- _EXERCISE REQUIREMENTS_: Beginning with the first entry, set down each one exactly as shown.

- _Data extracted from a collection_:
*** Block opens ***

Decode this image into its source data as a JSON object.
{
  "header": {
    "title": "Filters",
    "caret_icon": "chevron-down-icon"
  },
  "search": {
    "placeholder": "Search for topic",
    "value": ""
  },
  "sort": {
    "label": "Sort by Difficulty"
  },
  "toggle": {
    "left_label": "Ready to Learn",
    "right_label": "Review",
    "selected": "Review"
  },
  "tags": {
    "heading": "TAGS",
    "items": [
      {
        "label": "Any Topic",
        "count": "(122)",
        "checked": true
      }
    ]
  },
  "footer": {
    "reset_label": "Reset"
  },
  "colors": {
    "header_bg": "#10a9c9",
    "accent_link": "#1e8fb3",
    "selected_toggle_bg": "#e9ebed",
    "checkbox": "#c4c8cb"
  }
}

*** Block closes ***

- _ANSWER BELOW_:
Decode this image into its source data as a JSON object.
{
  "header": {
    "title": "Filters",
    "caret_icon": "chevron-down-icon"
  },
  "search": {
    "placeholder": "Search for topic",
    "value": ""
  },
  "sort": {
    "label": "Sort by Difficulty"
  },
  "toggle": {
    "left_label": "Ready to Learn",
    "right_label": "Review",
    "selected": "Review"
  },
  "tags": {
    "heading": "TAGS",
    "items": [
      {
        "label": "Any Topic",
        "count": "(122)",
        "checked": true
      }
    ]
  },
  "footer": {
    "reset_label": "Reset"
  },
  "colors": {
    "header_bg": "#10a9c9",
    "accent_link": "#1e8fb3",
    "selected_toggle_bg": "#e9ebed",
    "checkbox": "#c4c8cb"
  }
}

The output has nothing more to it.